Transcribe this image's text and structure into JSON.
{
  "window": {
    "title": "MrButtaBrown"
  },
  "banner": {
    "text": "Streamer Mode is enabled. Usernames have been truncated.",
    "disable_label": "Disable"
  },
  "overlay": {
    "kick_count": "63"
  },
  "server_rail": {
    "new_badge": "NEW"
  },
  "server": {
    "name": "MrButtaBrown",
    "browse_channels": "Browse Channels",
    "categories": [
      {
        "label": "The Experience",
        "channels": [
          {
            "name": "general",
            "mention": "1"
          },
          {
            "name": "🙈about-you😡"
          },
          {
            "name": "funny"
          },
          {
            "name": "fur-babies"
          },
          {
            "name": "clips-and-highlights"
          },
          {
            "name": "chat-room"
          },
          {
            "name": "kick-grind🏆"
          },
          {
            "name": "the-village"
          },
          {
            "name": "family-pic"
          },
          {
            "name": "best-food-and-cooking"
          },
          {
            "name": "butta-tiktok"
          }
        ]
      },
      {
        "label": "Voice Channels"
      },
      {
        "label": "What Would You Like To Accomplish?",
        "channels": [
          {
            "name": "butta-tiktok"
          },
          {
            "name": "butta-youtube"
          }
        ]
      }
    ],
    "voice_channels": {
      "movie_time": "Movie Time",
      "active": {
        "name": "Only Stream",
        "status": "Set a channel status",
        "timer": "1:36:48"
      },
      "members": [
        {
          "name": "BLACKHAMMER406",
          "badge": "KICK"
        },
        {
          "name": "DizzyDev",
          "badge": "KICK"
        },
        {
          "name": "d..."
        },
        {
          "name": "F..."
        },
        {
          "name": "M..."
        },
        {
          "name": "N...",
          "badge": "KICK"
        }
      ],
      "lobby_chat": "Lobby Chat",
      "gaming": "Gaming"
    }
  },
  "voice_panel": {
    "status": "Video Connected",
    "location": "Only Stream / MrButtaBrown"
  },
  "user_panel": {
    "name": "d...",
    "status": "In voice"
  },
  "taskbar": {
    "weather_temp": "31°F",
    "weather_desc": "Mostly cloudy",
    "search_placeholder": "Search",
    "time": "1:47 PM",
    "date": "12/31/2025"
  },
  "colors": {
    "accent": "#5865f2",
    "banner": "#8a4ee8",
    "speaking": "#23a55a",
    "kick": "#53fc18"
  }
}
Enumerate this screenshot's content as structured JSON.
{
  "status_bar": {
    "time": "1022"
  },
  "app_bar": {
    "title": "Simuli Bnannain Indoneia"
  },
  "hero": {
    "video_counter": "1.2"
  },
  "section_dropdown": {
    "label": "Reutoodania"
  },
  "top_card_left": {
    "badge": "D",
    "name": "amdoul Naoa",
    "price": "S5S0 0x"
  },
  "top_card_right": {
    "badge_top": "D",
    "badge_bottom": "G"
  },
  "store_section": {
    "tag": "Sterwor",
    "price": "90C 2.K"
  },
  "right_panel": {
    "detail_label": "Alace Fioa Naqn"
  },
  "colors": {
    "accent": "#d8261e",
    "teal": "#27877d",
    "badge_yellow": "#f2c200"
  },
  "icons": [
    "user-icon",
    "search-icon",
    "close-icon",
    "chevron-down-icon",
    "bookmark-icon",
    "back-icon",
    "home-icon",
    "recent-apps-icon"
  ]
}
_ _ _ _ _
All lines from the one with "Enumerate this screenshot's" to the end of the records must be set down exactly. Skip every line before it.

◆ RESPONSE BELOW ◆
Enumerate this screenshot's content as structured JSON.
{
  "status_bar": {
    "time": "1022"
  },
  "app_bar": {
    "title": "Simuli Bnannain Indoneia"
  },
  "hero": {
    "video_counter": "1.2"
  },
  "section_dropdown": {
    "label": "Reutoodania"
  },
  "top_card_left": {
    "badge": "D",
    "name": "amdoul Naoa",
    "price": "S5S0 0x"
  },
  "top_card_right": {
    "badge_top": "D",
    "badge_bottom": "G"
  },
  "store_section": {
    "tag": "Sterwor",
    "price": "90C 2.K"
  },
  "right_panel": {
    "detail_label": "Alace Fioa Naqn"
  },
  "colors": {
    "accent": "#d8261e",
    "teal": "#27877d",
    "badge_yellow": "#f2c200"
  },
  "icons": [
    "user-icon",
    "search-icon",
    "close-icon",
    "chevron-down-icon",
    "bookmark-icon",
    "back-icon",
    "home-icon",
    "recent-apps-icon"
  ]
}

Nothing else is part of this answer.